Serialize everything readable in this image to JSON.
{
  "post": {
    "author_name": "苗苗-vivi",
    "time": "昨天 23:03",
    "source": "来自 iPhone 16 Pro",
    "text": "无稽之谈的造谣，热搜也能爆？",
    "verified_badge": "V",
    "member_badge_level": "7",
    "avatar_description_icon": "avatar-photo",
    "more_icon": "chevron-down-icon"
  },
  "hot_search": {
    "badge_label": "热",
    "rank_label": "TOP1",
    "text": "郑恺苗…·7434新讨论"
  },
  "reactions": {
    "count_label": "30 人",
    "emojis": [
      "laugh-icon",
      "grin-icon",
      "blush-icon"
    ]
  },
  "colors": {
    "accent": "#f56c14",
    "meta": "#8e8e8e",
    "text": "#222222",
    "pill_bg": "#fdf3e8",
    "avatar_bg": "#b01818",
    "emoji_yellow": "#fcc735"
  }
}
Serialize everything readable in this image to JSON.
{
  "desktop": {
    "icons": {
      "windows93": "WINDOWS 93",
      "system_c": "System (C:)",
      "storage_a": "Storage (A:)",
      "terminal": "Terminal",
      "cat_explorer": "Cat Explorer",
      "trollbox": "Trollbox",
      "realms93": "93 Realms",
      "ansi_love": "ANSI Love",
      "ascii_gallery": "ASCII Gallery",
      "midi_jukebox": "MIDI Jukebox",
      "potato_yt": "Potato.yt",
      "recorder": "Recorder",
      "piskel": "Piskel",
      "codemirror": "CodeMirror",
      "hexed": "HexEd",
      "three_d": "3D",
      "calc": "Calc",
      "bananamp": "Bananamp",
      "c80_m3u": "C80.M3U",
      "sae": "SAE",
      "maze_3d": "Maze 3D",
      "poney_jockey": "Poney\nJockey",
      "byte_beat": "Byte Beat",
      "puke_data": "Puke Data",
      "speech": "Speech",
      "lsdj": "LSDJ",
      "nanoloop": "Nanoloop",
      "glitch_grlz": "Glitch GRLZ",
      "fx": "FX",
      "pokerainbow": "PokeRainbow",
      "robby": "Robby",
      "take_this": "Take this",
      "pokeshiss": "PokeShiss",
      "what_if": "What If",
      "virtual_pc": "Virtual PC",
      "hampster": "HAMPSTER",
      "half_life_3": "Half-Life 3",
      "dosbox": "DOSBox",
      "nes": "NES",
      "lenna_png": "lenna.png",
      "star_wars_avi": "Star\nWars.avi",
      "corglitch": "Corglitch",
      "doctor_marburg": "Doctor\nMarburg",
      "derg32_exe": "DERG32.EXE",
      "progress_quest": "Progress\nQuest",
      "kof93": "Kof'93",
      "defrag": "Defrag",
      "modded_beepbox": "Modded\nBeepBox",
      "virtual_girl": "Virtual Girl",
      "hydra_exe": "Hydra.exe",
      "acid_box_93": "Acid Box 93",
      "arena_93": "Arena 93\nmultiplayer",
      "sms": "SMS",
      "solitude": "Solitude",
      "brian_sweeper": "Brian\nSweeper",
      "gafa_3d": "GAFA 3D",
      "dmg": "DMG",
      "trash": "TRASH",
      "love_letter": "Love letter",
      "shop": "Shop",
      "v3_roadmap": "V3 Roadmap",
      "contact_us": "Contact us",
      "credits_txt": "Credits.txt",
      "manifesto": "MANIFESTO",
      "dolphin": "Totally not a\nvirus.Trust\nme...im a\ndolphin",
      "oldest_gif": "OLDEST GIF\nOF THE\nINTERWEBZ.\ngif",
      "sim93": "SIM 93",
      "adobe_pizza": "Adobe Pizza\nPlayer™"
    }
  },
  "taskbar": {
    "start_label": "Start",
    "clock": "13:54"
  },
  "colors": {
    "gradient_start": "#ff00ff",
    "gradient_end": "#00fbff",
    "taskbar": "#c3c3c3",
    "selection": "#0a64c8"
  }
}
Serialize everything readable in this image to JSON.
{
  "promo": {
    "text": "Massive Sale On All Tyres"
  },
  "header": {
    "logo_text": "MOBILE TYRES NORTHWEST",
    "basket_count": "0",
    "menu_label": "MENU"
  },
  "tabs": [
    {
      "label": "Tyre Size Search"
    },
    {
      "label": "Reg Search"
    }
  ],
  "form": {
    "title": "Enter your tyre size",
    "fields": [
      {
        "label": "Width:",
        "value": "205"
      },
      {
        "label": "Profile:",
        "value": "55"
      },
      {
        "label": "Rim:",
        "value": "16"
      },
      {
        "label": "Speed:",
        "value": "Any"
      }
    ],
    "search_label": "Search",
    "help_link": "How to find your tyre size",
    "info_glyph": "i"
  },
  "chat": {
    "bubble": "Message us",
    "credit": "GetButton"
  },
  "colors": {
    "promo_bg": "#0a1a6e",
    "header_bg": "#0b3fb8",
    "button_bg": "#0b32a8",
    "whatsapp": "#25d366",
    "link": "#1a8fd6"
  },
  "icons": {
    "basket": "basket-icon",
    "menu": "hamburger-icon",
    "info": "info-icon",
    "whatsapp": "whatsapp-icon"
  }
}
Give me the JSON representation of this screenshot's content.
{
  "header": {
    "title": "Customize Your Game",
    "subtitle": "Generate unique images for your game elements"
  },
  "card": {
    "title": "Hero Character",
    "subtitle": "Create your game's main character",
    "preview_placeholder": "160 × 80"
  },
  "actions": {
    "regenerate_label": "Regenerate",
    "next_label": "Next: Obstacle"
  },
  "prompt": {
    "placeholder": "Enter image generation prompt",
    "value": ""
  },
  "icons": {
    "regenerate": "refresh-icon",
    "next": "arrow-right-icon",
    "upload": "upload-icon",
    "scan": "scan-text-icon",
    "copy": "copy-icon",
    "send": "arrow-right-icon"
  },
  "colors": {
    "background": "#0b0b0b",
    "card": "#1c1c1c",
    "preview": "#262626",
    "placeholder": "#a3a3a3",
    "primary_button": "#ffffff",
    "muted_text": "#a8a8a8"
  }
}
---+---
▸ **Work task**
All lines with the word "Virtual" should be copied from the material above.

▸ **Output of the exercise**
      "virtual_pc": "Virtual PC",
      "virtual_girl": "Virtual Girl",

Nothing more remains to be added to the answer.